What you have to do:
Write out the entries exactly, leaving out every picture.

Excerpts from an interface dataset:
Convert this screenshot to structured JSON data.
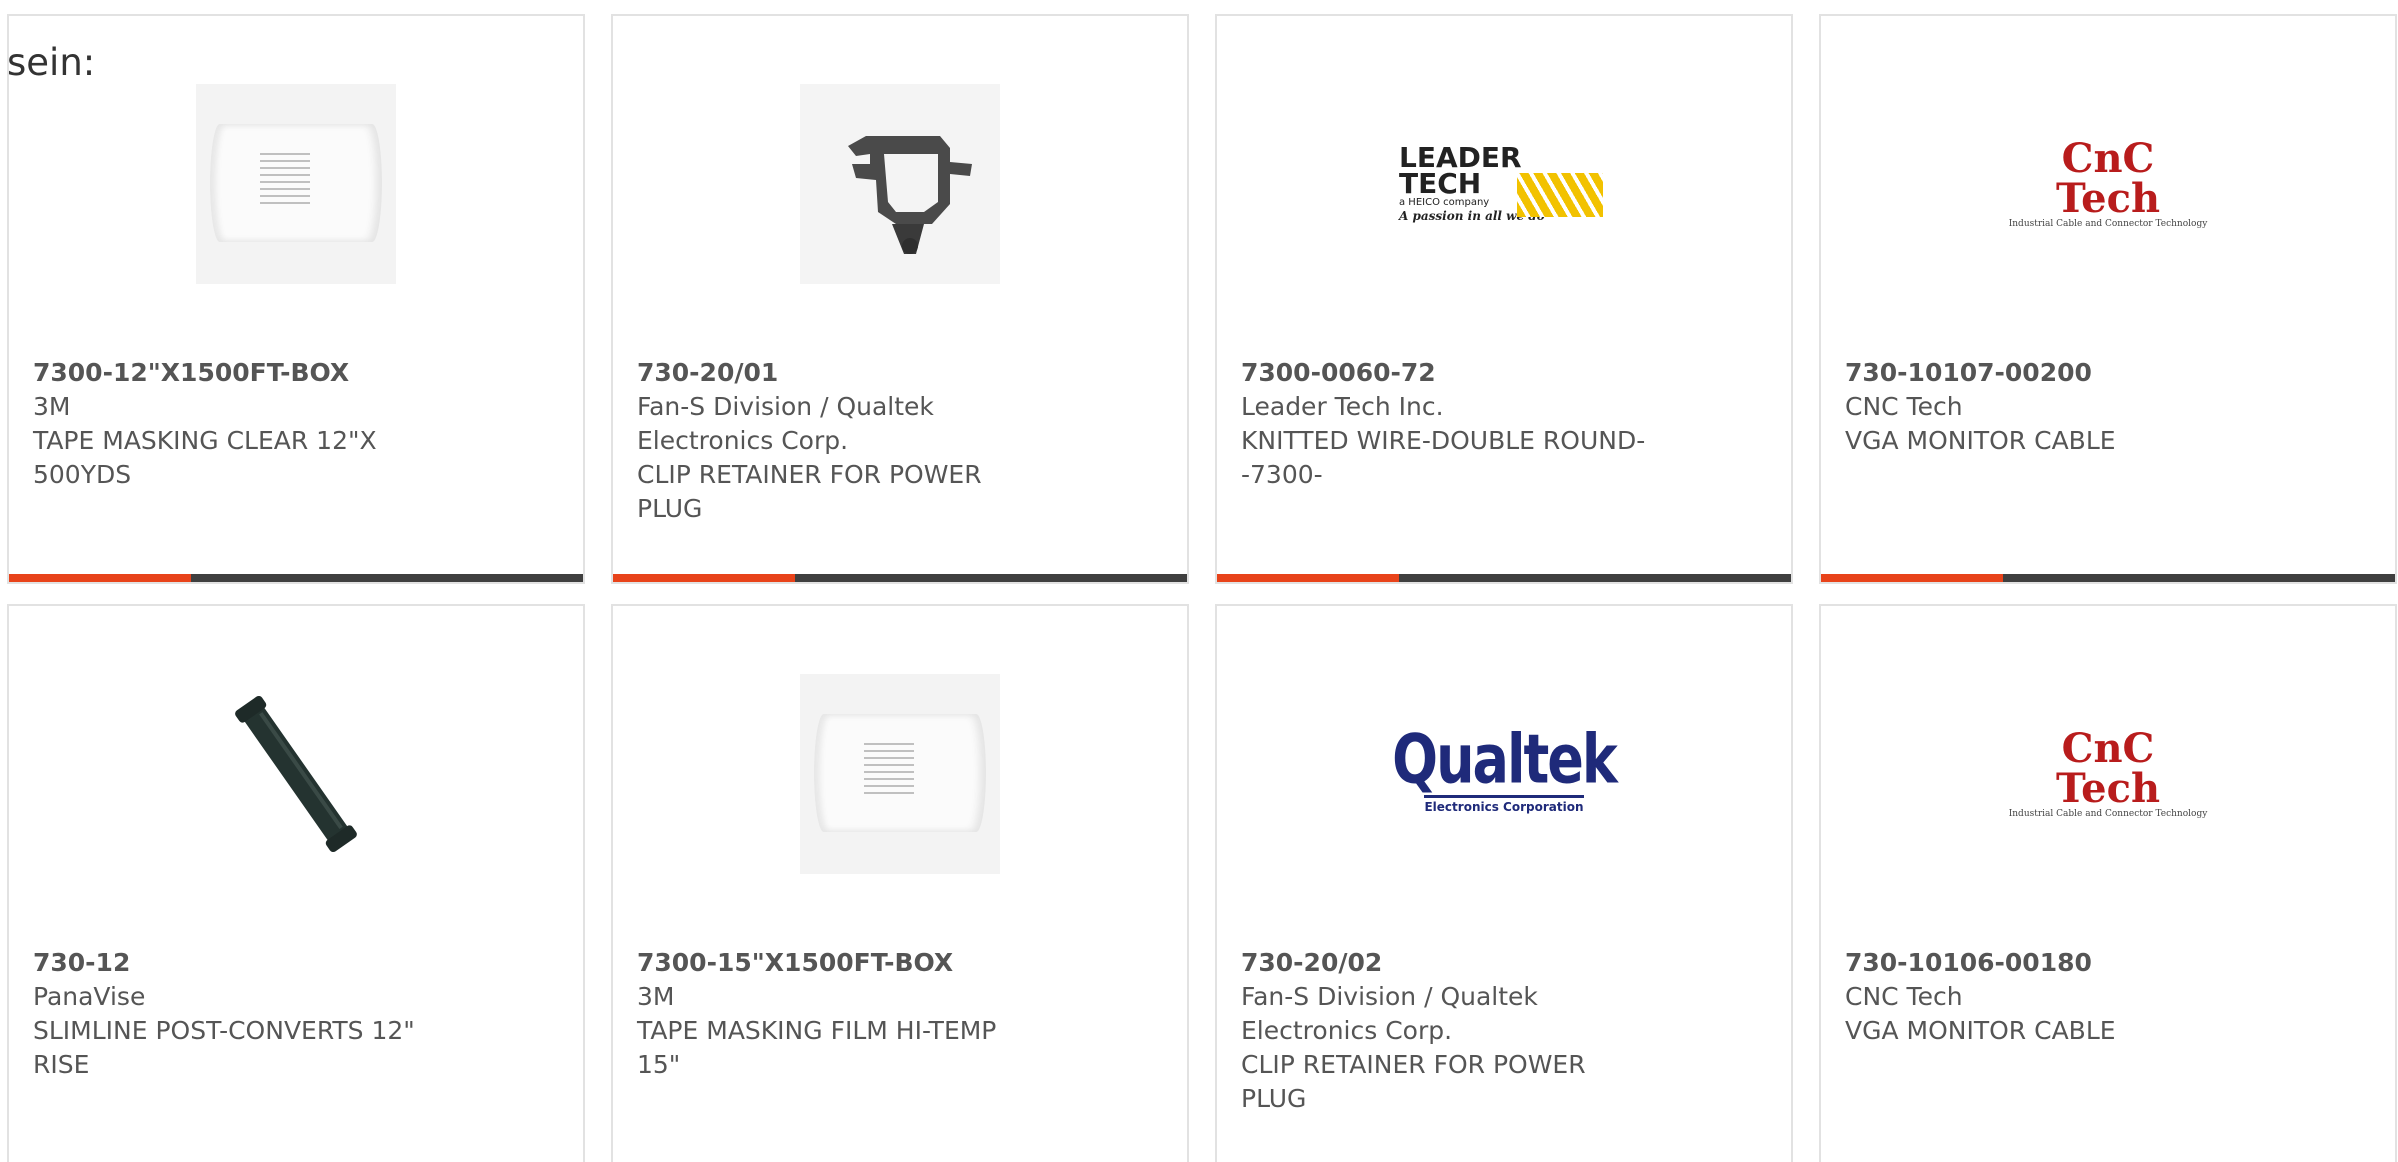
{
  "intro_text": "sein:",
  "colors": {
    "accent": "#e8431a",
    "bar": "#3f3f3f",
    "text": "#555555",
    "border": "#e2e2e2"
  },
  "products": [
    {
      "image": "tape-roll-image",
      "part_number": "7300-12\"X1500FT-BOX",
      "manufacturer": "3M",
      "description": "TAPE MASKING CLEAR 12\"X\n500YDS"
    },
    {
      "image": "clip-retainer-image",
      "part_number": "730-20/01",
      "manufacturer": "Fan-S Division / Qualtek\nElectronics Corp.",
      "description": "CLIP RETAINER FOR POWER\nPLUG"
    },
    {
      "image": "leader-tech-logo",
      "logo_text": {
        "line1": "LEADER",
        "line2": "TECH",
        "sub": "a HEICO company",
        "tag": "A passion in all we do"
      },
      "part_number": "7300-0060-72",
      "manufacturer": "Leader Tech Inc.",
      "description": "KNITTED WIRE-DOUBLE ROUND-\n-7300-"
    },
    {
      "image": "cnc-tech-logo",
      "logo_text": {
        "main": "CnC Tech",
        "sub": "Industrial Cable and Connector Technology"
      },
      "part_number": "730-10107-00200",
      "manufacturer": "CNC Tech",
      "description": "VGA MONITOR CABLE"
    },
    {
      "image": "post-tube-image",
      "part_number": "730-12",
      "manufacturer": "PanaVise",
      "description": "SLIMLINE POST-CONVERTS 12\"\nRISE"
    },
    {
      "image": "tape-roll-image",
      "part_number": "7300-15\"X1500FT-BOX",
      "manufacturer": "3M",
      "description": "TAPE MASKING FILM HI-TEMP\n15\""
    },
    {
      "image": "qualtek-logo",
      "logo_text": {
        "main": "Qualtek",
        "sub": "Electronics Corporation"
      },
      "part_number": "730-20/02",
      "manufacturer": "Fan-S Division / Qualtek\nElectronics Corp.",
      "description": "CLIP RETAINER FOR POWER\nPLUG"
    },
    {
      "image": "cnc-tech-logo",
      "logo_text": {
        "main": "CnC Tech",
        "sub": "Industrial Cable and Connector Technology"
      },
      "part_number": "730-10106-00180",
      "manufacturer": "CNC Tech",
      "description": "VGA MONITOR CABLE"
    }
  ]
}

Written answer:
Convert this screenshot to structured JSON data.
{
  "intro_text": "sein:",
  "colors": {
    "accent": "#e8431a",
    "bar": "#3f3f3f",
    "text": "#555555",
    "border": "#e2e2e2"
  },
  "products": [
    {
      "image": "tape-roll-image",
      "part_number": "7300-12\"X1500FT-BOX",
      "manufacturer": "3M",
      "description": "TAPE MASKING CLEAR 12\"X\n500YDS"
    },
    {
      "image": "clip-retainer-image",
      "part_number": "730-20/01",
      "manufacturer": "Fan-S Division / Qualtek\nElectronics Corp.",
      "description": "CLIP RETAINER FOR POWER\nPLUG"
    },
    {
      "image": "leader-tech-logo",
      "logo_text": {
        "line1": "LEADER",
        "line2": "TECH",
        "sub": "a HEICO company",
        "tag": "A passion in all we do"
      },
      "part_number": "7300-0060-72",
      "manufacturer": "Leader Tech Inc.",
      "description": "KNITTED WIRE-DOUBLE ROUND-\n-7300-"
    },
    {
      "image": "cnc-tech-logo",
      "logo_text": {
        "main": "CnC Tech",
        "sub": "Industrial Cable and Connector Technology"
      },
      "part_number": "730-10107-00200",
      "manufacturer": "CNC Tech",
      "description": "VGA MONITOR CABLE"
    },
    {
      "image": "post-tube-image",
      "part_number": "730-12",
      "manufacturer": "PanaVise",
      "description": "SLIMLINE POST-CONVERTS 12\"\nRISE"
    },
    {
      "image": "tape-roll-image",
      "part_number": "7300-15\"X1500FT-BOX",
      "manufacturer": "3M",
      "description": "TAPE MASKING FILM HI-TEMP\n15\""
    },
    {
      "image": "qualtek-logo",
      "logo_text": {
        "main": "Qualtek",
        "sub": "Electronics Corporation"
      },
      "part_number": "730-20/02",
      "manufacturer": "Fan-S Division / Qualtek\nElectronics Corp.",
      "description": "CLIP RETAINER FOR POWER\nPLUG"
    },
    {
      "image": "cnc-tech-logo",
      "logo_text": {
        "main": "CnC Tech",
        "sub": "Industrial Cable and Connector Technology"
      },
      "part_number": "730-10106-00180",
      "manufacturer": "CNC Tech",
      "description": "VGA MONITOR CABLE"
    }
  ]
}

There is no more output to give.